Author: Sheri Denkensohn
No, the caps lock did not get stuck on my keyboard. I meant to have the first 3 letters stand out. Why? Because I’ve had some experiences where I still shake my head over an assumption and it kind of makes the person who made the assumption seem like the rear end of a donkey.
I’ve been thinking about writing about this topic for a while, and I was moved to finally do so after reading a blog in the Huffington Post (from 2015, but still relevant). In the blog, the writer, an individual with Spinal Muscular Atrophy, relays to the reader that most people assume that his girlfriend is his caregiver. His name is Shane Burcaw and he has a book coming out at the end of April.
I know that some people have had limited exposure to people with disabilities, but why make an assumption like that? We are not freaks who don’t experience the joys of the human condition, like love and marriage.
On a trip to Richmond, VA, my husband Tony and I were checking into a hotel and we went up to our room in one elevator while the bellman (with our luggage) rode up in a separate elevator with my personal assistant. He delivered our baggage, but after he left the room, my assistant told us that he asked her if I was Tony’s mother. Yes, mother!!!! Not even sister!! My mouth was on the floor! Even though we all laughed, it really hurt to think that this person could not envision Tony and me in a loving relationship as husband and wife.
Honestly, I believe that he came to this conclusion because he could not conceive of the fact that two individuals in wheelchairs would be married to each other and not related in some other way. I don’t think he was a bad man, I just think that his experience and exposure to people with disabilities limited his own ability to envision a loving relationship between the two of us.
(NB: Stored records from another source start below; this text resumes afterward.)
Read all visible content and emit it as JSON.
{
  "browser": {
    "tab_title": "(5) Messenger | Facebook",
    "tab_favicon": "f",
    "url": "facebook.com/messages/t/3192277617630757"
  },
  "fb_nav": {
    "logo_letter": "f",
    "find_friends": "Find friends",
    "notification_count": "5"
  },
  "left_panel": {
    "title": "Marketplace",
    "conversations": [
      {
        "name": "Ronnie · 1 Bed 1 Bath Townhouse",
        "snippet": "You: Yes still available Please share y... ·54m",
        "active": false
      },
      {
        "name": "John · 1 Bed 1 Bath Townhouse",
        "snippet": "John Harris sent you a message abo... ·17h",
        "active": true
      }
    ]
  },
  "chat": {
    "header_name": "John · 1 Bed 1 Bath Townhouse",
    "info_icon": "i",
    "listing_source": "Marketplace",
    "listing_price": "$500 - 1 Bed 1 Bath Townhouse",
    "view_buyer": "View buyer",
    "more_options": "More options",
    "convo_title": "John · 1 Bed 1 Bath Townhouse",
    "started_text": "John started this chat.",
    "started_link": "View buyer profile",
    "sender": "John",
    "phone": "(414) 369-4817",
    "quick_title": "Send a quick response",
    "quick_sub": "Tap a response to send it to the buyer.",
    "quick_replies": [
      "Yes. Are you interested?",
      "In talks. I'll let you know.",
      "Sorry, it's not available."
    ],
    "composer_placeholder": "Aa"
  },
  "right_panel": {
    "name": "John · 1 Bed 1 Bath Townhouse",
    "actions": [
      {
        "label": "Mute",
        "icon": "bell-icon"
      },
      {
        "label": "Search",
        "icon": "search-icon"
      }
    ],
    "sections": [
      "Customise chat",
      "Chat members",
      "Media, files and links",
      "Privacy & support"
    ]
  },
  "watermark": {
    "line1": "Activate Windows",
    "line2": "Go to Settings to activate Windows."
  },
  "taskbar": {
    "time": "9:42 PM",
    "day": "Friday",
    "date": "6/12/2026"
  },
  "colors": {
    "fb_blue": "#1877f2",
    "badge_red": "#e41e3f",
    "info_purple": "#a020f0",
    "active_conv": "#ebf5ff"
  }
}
What is the solution? Quite frankly, I don’t think there is one except for the fact that I would encourage everyone to have a broad mind. Think and not assume. Believe that people of all shapes, sizes, colors and gender have loving relationships. And don’t make assumptions that are rooted in past societal norms and beliefs. If you do that, those 3 capitalized letters won’t apply to you.